Academic Accommodation for Religious, Indigenous and Spiritual Observances

Students requiring academic accommodation based on religion and spiritual observances should follow the procedures set out in the Course Calendar or by their respective Faculty. In most cases, the student should contact his or her professor or academic advisor as soon as possible to arrange accommodations for classes, assignments, tests and examinations that might be affected by a religious holiday or spiritual observance.

Topics and Readings:

1. Jan. 5


2. Jan. 9

Theme: Beginnings and Origins


Film: Ex Machina (2015 – dir: Alex Garland)


Assigned Reading: Chapter 1

Hesiod – Works and Days and Theogony; Aeschylus – Prometheus Bound


3. Jan. 16

Theme: Epic I

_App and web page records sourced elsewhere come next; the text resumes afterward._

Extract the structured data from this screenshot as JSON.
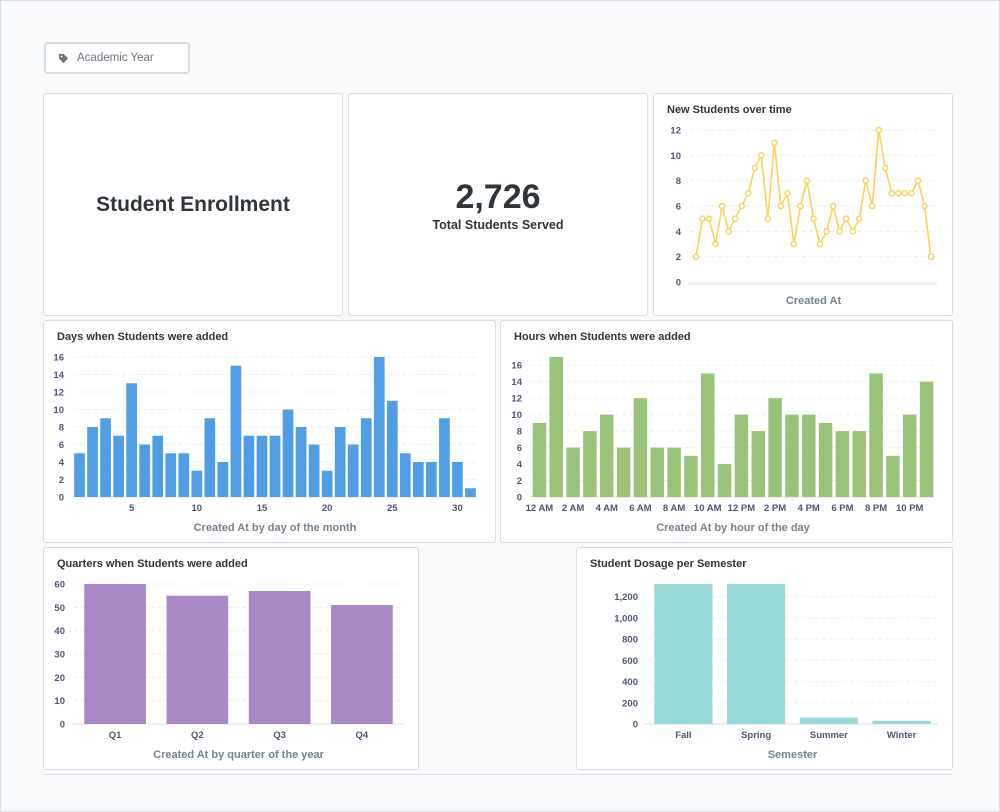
{
  "filter": {
    "label": "Academic Year",
    "icon": "tag-icon"
  },
  "cards": {
    "heading": {
      "text": "Student Enrollment"
    },
    "scalar": {
      "value": "2,726",
      "label": "Total Students Served"
    }
  },
  "charts": [
    {
      "key": "new_students",
      "title": "New Students over time",
      "type": "line",
      "color": "#f9d45c",
      "xlabel": "Created At",
      "yticks": [
        0,
        2,
        4,
        6,
        8,
        10,
        12
      ],
      "ylim": [
        0,
        12
      ],
      "values": [
        2,
        5,
        5,
        3,
        6,
        4,
        5,
        6,
        7,
        9,
        10,
        5,
        11,
        6,
        7,
        3,
        6,
        8,
        5,
        3,
        4,
        6,
        4,
        5,
        4,
        5,
        8,
        6,
        12,
        9,
        7,
        7,
        7,
        7,
        8,
        6,
        2
      ]
    },
    {
      "key": "days",
      "title": "Days when Students were added",
      "type": "bar",
      "color": "#509ee3",
      "xlabel": "Created At by day of the month",
      "categories": [
        1,
        2,
        3,
        4,
        5,
        6,
        7,
        8,
        9,
        10,
        11,
        12,
        13,
        14,
        15,
        16,
        17,
        18,
        19,
        20,
        21,
        22,
        23,
        24,
        25,
        26,
        27,
        28,
        29,
        30,
        31
      ],
      "xticks": [
        "5",
        "10",
        "15",
        "20",
        "25",
        "30"
      ],
      "xtick_positions": [
        5,
        10,
        15,
        20,
        25,
        30
      ],
      "yticks": [
        0,
        2,
        4,
        6,
        8,
        10,
        12,
        14,
        16
      ],
      "ylim": [
        0,
        16
      ],
      "values": [
        5,
        8,
        9,
        7,
        13,
        6,
        7,
        5,
        5,
        3,
        9,
        4,
        15,
        7,
        7,
        7,
        10,
        8,
        6,
        3,
        8,
        6,
        9,
        16,
        11,
        5,
        4,
        4,
        9,
        4,
        1
      ]
    },
    {
      "key": "hours",
      "title": "Hours when Students were added",
      "type": "bar",
      "color": "#98c379",
      "xlabel": "Created At by hour of the day",
      "categories": [
        "12 AM",
        "1 AM",
        "2 AM",
        "3 AM",
        "4 AM",
        "5 AM",
        "6 AM",
        "7 AM",
        "8 AM",
        "9 AM",
        "10 AM",
        "11 AM",
        "12 PM",
        "1 PM",
        "2 PM",
        "3 PM",
        "4 PM",
        "5 PM",
        "6 PM",
        "7 PM",
        "8 PM",
        "9 PM",
        "10 PM",
        "11 PM"
      ],
      "xticks": [
        "12 AM",
        "2 AM",
        "4 AM",
        "6 AM",
        "8 AM",
        "10 AM",
        "12 PM",
        "2 PM",
        "4 PM",
        "6 PM",
        "8 PM",
        "10 PM"
      ],
      "xtick_positions": [
        0,
        2,
        4,
        6,
        8,
        10,
        12,
        14,
        16,
        18,
        20,
        22
      ],
      "yticks": [
        0,
        2,
        4,
        6,
        8,
        10,
        12,
        14,
        16
      ],
      "ylim": [
        0,
        17
      ],
      "values": [
        9,
        17,
        6,
        8,
        10,
        6,
        12,
        6,
        6,
        5,
        15,
        4,
        10,
        8,
        12,
        10,
        10,
        9,
        8,
        8,
        15,
        5,
        10,
        14
      ]
    },
    {
      "key": "quarters",
      "title": "Quarters when Students were added",
      "type": "bar",
      "color": "#a989c5",
      "xlabel": "Created At by quarter of the year",
      "categories": [
        "Q1",
        "Q2",
        "Q3",
        "Q4"
      ],
      "xticks": [
        "Q1",
        "Q2",
        "Q3",
        "Q4"
      ],
      "xtick_positions": [
        0,
        1,
        2,
        3
      ],
      "yticks": [
        0,
        10,
        20,
        30,
        40,
        50,
        60
      ],
      "ylim": [
        0,
        60
      ],
      "values": [
        60,
        55,
        57,
        51
      ]
    },
    {
      "key": "dosage",
      "title": "Student Dosage per Semester",
      "type": "bar",
      "color": "#98d9d9",
      "xlabel": "Semester",
      "categories": [
        "Fall",
        "Spring",
        "Summer",
        "Winter"
      ],
      "xticks": [
        "Fall",
        "Spring",
        "Summer",
        "Winter"
      ],
      "xtick_positions": [
        0,
        1,
        2,
        3
      ],
      "yticks": [
        "0",
        "200",
        "400",
        "600",
        "800",
        "1,000",
        "1,200"
      ],
      "ytick_values": [
        0,
        200,
        400,
        600,
        800,
        1000,
        1200
      ],
      "ylim": [
        0,
        1320
      ],
      "values": [
        1320,
        1320,
        60,
        30
      ]
    }
  ],
  "chart_data": [
    {
      "type": "line",
      "title": "New Students over time",
      "xlabel": "Created At",
      "ylabel": "",
      "ylim": [
        0,
        12
      ],
      "series": [
        {
          "values": [
            2,
            5,
            5,
            3,
            6,
            4,
            5,
            6,
            7,
            9,
            10,
            5,
            11,
            6,
            7,
            3,
            6,
            8,
            5,
            3,
            4,
            6,
            4,
            5,
            4,
            5,
            8,
            6,
            12,
            9,
            7,
            7,
            7,
            7,
            8,
            6,
            2
          ]
        }
      ]
    },
    {
      "type": "bar",
      "title": "Days when Students were added",
      "xlabel": "Created At by day of the month",
      "categories": [
        1,
        2,
        3,
        4,
        5,
        6,
        7,
        8,
        9,
        10,
        11,
        12,
        13,
        14,
        15,
        16,
        17,
        18,
        19,
        20,
        21,
        22,
        23,
        24,
        25,
        26,
        27,
        28,
        29,
        30,
        31
      ],
      "values": [
        5,
        8,
        9,
        7,
        13,
        6,
        7,
        5,
        5,
        3,
        9,
        4,
        15,
        7,
        7,
        7,
        10,
        8,
        6,
        3,
        8,
        6,
        9,
        16,
        11,
        5,
        4,
        4,
        9,
        4,
        1
      ],
      "ylim": [
        0,
        16
      ]
    },
    {
      "type": "bar",
      "title": "Hours when Students were added",
      "xlabel": "Created At by hour of the day",
      "categories": [
        "12 AM",
        "1 AM",
        "2 AM",
        "3 AM",
        "4 AM",
        "5 AM",
        "6 AM",
        "7 AM",
        "8 AM",
        "9 AM",
        "10 AM",
        "11 AM",
        "12 PM",
        "1 PM",
        "2 PM",
        "3 PM",
        "4 PM",
        "5 PM",
        "6 PM",
        "7 PM",
        "8 PM",
        "9 PM",
        "10 PM",
        "11 PM"
      ],
      "values": [
        9,
        17,
        6,
        8,
        10,
        6,
        12,
        6,
        6,
        5,
        15,
        4,
        10,
        8,
        12,
        10,
        10,
        9,
        8,
        8,
        15,
        5,
        10,
        14
      ],
      "ylim": [
        0,
        17
      ]
    },
    {
      "type": "bar",
      "title": "Quarters when Students were added",
      "xlabel": "Created At by quarter of the year",
      "categories": [
        "Q1",
        "Q2",
        "Q3",
        "Q4"
      ],
      "values": [
        60,
        55,
        57,
        51
      ],
      "ylim": [
        0,
        60
      ]
    },
    {
      "type": "bar",
      "title": "Student Dosage per Semester",
      "xlabel": "Semester",
      "categories": [
        "Fall",
        "Spring",
        "Summer",
        "Winter"
      ],
      "values": [
        1320,
        1320,
        60,
        30
      ],
      "ylim": [
        0,
        1320
      ]
    }
  ]
}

Film: Troy (2004 – dir: Wolfgang Peterson); selections from Helen of Troy (1956 – dir: 1956)


Assigned Reading: Chapter 2

Selections from Homer’s Iliad


4. Jan. 23

Theme: Epic II


Film: Oh Brother Where art Thou? (2000 – dirs: Joel and Ethan Coen)


Assigned Reading: Chapter 3

Selections from Homer’s Odyssey


5. Jan. 30

Theme: Greek Tragedy


Film: Trojan Women (1971 – dir: Michael Cacoyannis)


Assigned Reading: Chapter 4

Euripides – Trojan Women


6. Feb. 6

Theme: History on Film


Film: 300 (2007 – dir: Zack Snyder); plus clips from 300 Spartans (1962 – dir: Rudolph Maté)


Assigned Reading: Chapter 5

Selections from Herodotus


7. Feb. 13






Feb. 16

Theme: Athenian Comedy


Film: Chi-Raq (2015 – dir: Spike Lee)


Assigned Reading: Chapter 6

Aristophanes – Lysistrata



8. Feb. 20

No Class – Mid-Term Recess

9. Feb. 27

Theme: Historical Biography I


Film: Alexander (2004 – dir: Oliver Stone)


Assigned Reading: Selection of sources to be posted on ATL


10. Mar. 6

Theme: History on Film II


Film: Spartacus (1960 – dir: Stanley Kubrick)


Assigned Reading: Chapter 7

Selection of ancient sources on Spartacus


11. Mar. 13

Theme:  New Comedy


Film: A Funny Thing Happened on the Way to the Forum (1966 – dir: Richard Lester)


Assigned Reading: Chapter 8

Plautus – Pseudolus


Theme: Historical Biography II

Film: Selections of I, Claudius (1976 – episodes 11 and 12); Rome (2005); Caligula (1979 – dir: Tinto Brass, Bob Guccione, and Gioncarlo Lui); Quo Vadis (1951 – dir: Mervin LeRoy)


Assigned Reading: Chapter 9

Tacitus – The Story of Messalina

Plutarch – The Demise of Antony and Cleopatra

Tacitus – Some Stories about Nero

Suetonius – Caligula


12. Mar. 20

Theme: Sword and Sandal for the 21st century


Film: Gladiator (2000 – dir: Ridley Scott)


Assigned Reading: Chapter 10

Historia Augusta – Life of Commodus


13. Mar. 27

Theme: Adaptation and Reception I


Film: Coriolanus (2011 – dir: Ralph Fiennes)


Assigned Reading: Chapter 11

Plutarch – Life of Coriolanus

Suggested Reading: Shakespeare – Coriolanus (posted on ATL)


14. Apr. 3








Apr. 4

Theme: Adaptation and Reception II


Film: The Hunger Games (2012 – dir: Gary Ross); plus scenes from Apocalypse Now (1979 – dir: Francis Ford Coppola)


Assigned Reading: Chapter 12

Ancient sources on Theseus


Discussion of Final Exam